## Entries from a dataset of interfaces
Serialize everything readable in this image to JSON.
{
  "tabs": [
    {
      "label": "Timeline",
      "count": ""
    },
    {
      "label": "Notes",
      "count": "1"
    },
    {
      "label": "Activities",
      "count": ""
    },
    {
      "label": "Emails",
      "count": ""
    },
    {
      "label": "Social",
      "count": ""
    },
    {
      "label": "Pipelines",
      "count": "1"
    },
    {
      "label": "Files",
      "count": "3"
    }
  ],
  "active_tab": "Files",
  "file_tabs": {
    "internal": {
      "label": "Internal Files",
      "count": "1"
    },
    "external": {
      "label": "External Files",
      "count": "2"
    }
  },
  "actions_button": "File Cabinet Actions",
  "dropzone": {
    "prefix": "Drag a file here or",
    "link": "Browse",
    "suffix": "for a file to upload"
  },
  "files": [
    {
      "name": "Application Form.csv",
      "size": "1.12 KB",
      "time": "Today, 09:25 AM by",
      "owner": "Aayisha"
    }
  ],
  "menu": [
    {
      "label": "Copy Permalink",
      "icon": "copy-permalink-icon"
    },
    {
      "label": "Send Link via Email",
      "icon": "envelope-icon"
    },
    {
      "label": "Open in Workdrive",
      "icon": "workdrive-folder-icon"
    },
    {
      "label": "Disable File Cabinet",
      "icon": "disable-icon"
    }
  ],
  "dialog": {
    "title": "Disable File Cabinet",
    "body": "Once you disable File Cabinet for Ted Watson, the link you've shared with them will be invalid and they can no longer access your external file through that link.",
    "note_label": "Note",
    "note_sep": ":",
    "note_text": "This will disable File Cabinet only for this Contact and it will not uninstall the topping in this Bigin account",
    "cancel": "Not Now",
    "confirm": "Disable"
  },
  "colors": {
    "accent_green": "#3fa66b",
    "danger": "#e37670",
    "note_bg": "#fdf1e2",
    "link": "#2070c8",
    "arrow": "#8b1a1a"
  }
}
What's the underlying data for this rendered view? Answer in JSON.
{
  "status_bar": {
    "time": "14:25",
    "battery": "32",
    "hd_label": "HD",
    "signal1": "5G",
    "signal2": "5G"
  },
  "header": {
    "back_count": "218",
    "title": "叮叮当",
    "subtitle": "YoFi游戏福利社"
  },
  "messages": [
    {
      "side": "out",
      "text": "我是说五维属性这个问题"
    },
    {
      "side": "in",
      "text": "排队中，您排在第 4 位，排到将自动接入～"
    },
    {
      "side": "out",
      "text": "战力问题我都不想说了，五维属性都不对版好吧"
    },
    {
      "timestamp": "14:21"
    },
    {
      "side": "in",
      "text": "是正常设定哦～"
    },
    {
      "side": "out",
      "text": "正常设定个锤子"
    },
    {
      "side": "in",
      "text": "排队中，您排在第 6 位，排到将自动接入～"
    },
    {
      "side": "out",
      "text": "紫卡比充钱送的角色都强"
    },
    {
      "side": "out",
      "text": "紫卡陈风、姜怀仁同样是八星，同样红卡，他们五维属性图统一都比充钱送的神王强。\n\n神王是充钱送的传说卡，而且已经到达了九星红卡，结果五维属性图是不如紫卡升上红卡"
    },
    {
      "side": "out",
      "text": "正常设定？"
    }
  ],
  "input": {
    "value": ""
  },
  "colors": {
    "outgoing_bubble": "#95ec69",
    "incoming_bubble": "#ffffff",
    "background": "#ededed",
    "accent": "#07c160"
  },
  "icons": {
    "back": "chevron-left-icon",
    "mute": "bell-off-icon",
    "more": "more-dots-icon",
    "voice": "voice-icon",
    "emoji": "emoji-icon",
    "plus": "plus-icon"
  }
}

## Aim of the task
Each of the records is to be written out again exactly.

## Solved problem
Serialize everything readable in this image to JSON.
{
  "tabs": [
    {
      "label": "Timeline",
      "count": ""
    },
    {
      "label": "Notes",
      "count": "1"
    },
    {
      "label": "Activities",
      "count": ""
    },
    {
      "label": "Emails",
      "count": ""
    },
    {
      "label": "Social",
      "count": ""
    },
    {
      "label": "Pipelines",
      "count": "1"
    },
    {
      "label": "Files",
      "count": "3"
    }
  ],
  "active_tab": "Files",
  "file_tabs": {
    "internal": {
      "label": "Internal Files",
      "count": "1"
    },
    "external": {
      "label": "External Files",
      "count": "2"
    }
  },
  "actions_button": "File Cabinet Actions",
  "dropzone": {
    "prefix": "Drag a file here or",
    "link": "Browse",
    "suffix": "for a file to upload"
  },
  "files": [
    {
      "name": "Application Form.csv",
      "size": "1.12 KB",
      "time": "Today, 09:25 AM by",
      "owner": "Aayisha"
    }
  ],
  "menu": [
    {
      "label": "Copy Permalink",
      "icon": "copy-permalink-icon"
    },
    {
      "label": "Send Link via Email",
      "icon": "envelope-icon"
    },
    {
      "label": "Open in Workdrive",
      "icon": "workdrive-folder-icon"
    },
    {
      "label": "Disable File Cabinet",
      "icon": "disable-icon"
    }
  ],
  "dialog": {
    "title": "Disable File Cabinet",
    "body": "Once you disable File Cabinet for Ted Watson, the link you've shared with them will be invalid and they can no longer access your external file through that link.",
    "note_label": "Note",
    "note_sep": ":",
    "note_text": "This will disable File Cabinet only for this Contact and it will not uninstall the topping in this Bigin account",
    "cancel": "Not Now",
    "confirm": "Disable"
  },
  "colors": {
    "accent_green": "#3fa66b",
    "danger": "#e37670",
    "note_bg": "#fdf1e2",
    "link": "#2070c8",
    "arrow": "#8b1a1a"
  }
}
What's the underlying data for this rendered view? Answer in JSON.
{
  "status_bar": {
    "time": "14:25",
    "battery": "32",
    "hd_label": "HD",
    "signal1": "5G",
    "signal2": "5G"
  },
  "header": {
    "back_count": "218",
    "title": "叮叮当",
    "subtitle": "YoFi游戏福利社"
  },
  "messages": [
    {
      "side": "out",
      "text": "我是说五维属性这个问题"
    },
    {
      "side": "in",
      "text": "排队中，您排在第 4 位，排到将自动接入～"
    },
    {
      "side": "out",
      "text": "战力问题我都不想说了，五维属性都不对版好吧"
    },
    {
      "timestamp": "14:21"
    },
    {
      "side": "in",
      "text": "是正常设定哦～"
    },
    {
      "side": "out",
      "text": "正常设定个锤子"
    },
    {
      "side": "in",
      "text": "排队中，您排在第 6 位，排到将自动接入～"
    },
    {
      "side": "out",
      "text": "紫卡比充钱送的角色都强"
    },
    {
      "side": "out",
      "text": "紫卡陈风、姜怀仁同样是八星，同样红卡，他们五维属性图统一都比充钱送的神王强。\n\n神王是充钱送的传说卡，而且已经到达了九星红卡，结果五维属性图是不如紫卡升上红卡"
    },
    {
      "side": "out",
      "text": "正常设定？"
    }
  ],
  "input": {
    "value": ""
  },
  "colors": {
    "outgoing_bubble": "#95ec69",
    "incoming_bubble": "#ffffff",
    "background": "#ededed",
    "accent": "#07c160"
  },
  "icons": {
    "back": "chevron-left-icon",
    "mute": "bell-off-icon",
    "more": "more-dots-icon",
    "voice": "voice-icon",
    "emoji": "emoji-icon",
    "plus": "plus-icon"
  }
}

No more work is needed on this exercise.